How do you get your ‘happy’ on? For me it is quite simple, sharing a meal with my family. My Dad was born in Shanghai so Northern Chinese food is what our family gravitates towards, much to the chagrin of my husband and my sister-in-law (not Kale) who are not used to the carb heavy foods that are characteristic of that part of China. The first time my husband joined us for Shanghai food, he joked that it would take him a week to digest all the noodles and breads that made up most of the meal.
What can I say, I love carbs, and so do my family. One of the dishes that we always order, and is snapped up as soon as it arrives at the table, is the beef roll. Even my husband and sister-in-law love it too, which says a lot about how good it is! It is a fairly basic dish, but it is the flatbread that makes it great and holds it together, literally.
I probably had my first taste of Mexican food when I was a child and our family took a road trip to Mexico. Although we were barely past the Mexican border on that visit, it was still exotic. It was like going back in time to a land out of the dark ages, or so it seemed to me as a 9 year old. Dirt roads were the norm, mangy dogs roaming around aimlessly rooting for food. Old, rusty cars were sprinkled about like confetti. My Dad revelled in it! He tends to gravitate towards places that are more gritty and edgy. We must have stopped for lunch, although I have no recollection of what we would have eaten but it was probably some sort of taco. Any memory of what we ate was overshadowed by the colourful landscape and locals that we saw.
Tofu is the Meryl Streep of the food world. I love Meryl Streep so this is not an insult at all. Meryl’s brilliance is her ability to lose herself in any role.
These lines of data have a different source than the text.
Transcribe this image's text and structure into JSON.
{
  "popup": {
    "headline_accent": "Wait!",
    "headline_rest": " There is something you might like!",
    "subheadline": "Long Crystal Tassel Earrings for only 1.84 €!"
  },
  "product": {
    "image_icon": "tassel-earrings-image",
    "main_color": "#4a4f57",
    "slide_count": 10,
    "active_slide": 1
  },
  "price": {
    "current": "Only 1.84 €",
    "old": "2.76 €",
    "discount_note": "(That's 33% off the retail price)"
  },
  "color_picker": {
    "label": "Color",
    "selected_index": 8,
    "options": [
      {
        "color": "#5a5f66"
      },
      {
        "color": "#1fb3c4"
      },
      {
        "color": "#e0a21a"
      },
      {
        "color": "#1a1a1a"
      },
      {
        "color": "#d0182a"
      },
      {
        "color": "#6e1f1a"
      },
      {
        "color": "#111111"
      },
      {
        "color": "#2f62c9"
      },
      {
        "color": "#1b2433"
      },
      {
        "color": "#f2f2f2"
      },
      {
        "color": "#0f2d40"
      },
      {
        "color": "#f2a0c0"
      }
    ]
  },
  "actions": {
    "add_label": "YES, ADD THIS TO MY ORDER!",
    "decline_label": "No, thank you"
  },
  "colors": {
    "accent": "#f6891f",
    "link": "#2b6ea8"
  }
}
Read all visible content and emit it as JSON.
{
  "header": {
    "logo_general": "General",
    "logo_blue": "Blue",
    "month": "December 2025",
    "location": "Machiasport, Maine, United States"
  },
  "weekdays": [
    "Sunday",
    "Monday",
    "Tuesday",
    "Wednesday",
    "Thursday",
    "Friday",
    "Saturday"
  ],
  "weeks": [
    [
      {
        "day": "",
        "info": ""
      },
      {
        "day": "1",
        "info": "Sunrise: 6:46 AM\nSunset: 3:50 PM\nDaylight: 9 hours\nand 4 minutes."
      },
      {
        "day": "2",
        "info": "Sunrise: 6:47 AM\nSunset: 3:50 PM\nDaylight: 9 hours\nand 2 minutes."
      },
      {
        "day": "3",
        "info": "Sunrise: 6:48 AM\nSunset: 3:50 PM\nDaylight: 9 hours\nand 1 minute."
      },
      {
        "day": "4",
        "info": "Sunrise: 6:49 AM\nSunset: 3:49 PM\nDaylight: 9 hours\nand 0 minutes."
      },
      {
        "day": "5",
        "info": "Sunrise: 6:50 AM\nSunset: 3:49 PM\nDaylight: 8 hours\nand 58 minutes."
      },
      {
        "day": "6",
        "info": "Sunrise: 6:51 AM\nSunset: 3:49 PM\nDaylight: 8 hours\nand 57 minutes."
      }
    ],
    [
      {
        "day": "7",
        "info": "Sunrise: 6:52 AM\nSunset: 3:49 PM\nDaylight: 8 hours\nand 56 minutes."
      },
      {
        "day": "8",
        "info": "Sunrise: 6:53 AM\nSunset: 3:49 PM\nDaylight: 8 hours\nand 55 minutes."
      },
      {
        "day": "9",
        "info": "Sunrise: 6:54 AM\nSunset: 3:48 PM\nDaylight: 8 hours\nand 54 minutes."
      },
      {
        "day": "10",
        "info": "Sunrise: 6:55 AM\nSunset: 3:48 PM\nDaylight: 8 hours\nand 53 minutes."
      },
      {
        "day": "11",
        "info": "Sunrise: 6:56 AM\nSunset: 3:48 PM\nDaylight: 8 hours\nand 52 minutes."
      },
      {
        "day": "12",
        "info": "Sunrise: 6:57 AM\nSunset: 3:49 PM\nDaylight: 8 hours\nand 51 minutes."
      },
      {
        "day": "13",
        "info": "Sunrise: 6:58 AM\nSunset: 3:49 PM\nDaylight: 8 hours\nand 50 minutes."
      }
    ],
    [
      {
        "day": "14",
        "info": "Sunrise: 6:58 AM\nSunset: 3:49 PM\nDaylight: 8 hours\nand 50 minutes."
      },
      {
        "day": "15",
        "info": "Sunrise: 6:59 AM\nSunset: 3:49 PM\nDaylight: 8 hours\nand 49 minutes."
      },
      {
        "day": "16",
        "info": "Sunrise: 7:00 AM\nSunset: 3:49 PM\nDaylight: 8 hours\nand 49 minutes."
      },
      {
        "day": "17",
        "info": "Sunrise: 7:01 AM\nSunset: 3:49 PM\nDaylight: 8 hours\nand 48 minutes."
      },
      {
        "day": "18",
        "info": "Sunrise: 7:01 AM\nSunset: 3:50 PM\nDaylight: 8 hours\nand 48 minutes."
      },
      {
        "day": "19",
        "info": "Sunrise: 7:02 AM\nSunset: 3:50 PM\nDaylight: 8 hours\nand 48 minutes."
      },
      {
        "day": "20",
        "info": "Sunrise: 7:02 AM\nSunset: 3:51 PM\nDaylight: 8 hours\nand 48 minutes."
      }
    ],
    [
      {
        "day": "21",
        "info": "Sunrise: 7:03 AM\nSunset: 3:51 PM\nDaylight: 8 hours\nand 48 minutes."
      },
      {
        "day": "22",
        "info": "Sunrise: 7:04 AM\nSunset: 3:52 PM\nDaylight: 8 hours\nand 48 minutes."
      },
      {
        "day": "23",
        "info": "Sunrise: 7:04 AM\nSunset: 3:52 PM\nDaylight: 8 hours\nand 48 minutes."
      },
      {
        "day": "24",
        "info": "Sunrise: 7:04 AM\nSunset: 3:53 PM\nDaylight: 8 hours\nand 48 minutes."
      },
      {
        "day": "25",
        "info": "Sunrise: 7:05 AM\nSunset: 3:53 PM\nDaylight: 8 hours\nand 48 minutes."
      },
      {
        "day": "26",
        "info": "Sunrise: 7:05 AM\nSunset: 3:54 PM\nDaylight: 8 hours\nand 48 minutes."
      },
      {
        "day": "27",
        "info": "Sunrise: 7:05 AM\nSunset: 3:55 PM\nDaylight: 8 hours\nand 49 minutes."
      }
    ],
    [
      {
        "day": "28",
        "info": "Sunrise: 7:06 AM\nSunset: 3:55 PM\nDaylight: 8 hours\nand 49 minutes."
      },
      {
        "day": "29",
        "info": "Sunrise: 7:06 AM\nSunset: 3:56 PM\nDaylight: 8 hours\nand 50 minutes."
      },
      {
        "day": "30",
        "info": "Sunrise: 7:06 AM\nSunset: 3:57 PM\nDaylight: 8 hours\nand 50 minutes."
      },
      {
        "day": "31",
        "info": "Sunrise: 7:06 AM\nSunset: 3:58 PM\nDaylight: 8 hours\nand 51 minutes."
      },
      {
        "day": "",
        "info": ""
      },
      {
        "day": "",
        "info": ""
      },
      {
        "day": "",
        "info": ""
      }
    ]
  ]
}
I remember watching her as Julia Child in the movie Julie & Julia and there were moments when my mind would shift back and forth – “It’s Meryl on the screen as Julia Child, no it’s really Julia Child, no it’s Meryl…” Tofu is just like Meryl in the way it can completely take on the flavours that are added to it. I have grilled tofu and served it with a satay sauce, put it in a broccoli cheese dip, added it to lasagna, and all to great success.
Gung Hei Fat Choy! I love Chinese New Year! Lots of eating with family, friends, lucky money, special treats, and new clothes (on the first day of the New Year you should wear new clothes to give yourself a fresh start). But I also love that Chinese New Year for me is where I get to have a “do over”. If there were any resolutions made on Jan 1 that haven’t started, then I can try again. And, to all of you who also had good intentions to ie. give up sugar, start a new workout, read more, floss every day, and/or eat more superfoods, well, don’t be discouraged as you can try again in the Lunar New Year….even if you aren’t Chinese!
My Chinese New Year recipe is quite unconventional, in that the ingredients aren’t your standard New Year’s fare. Because, frankly, most of the “special” dishes eaten at this time are not delicious to my North American palate, such as dried oysters, black moss (looks like a clump of black hair), jai (vegetarian gluten dish). Doesn’t sound too appetizing, does it? But I hope this Gung Hei Fat Prawns does! And, it’s loaded with superfoods.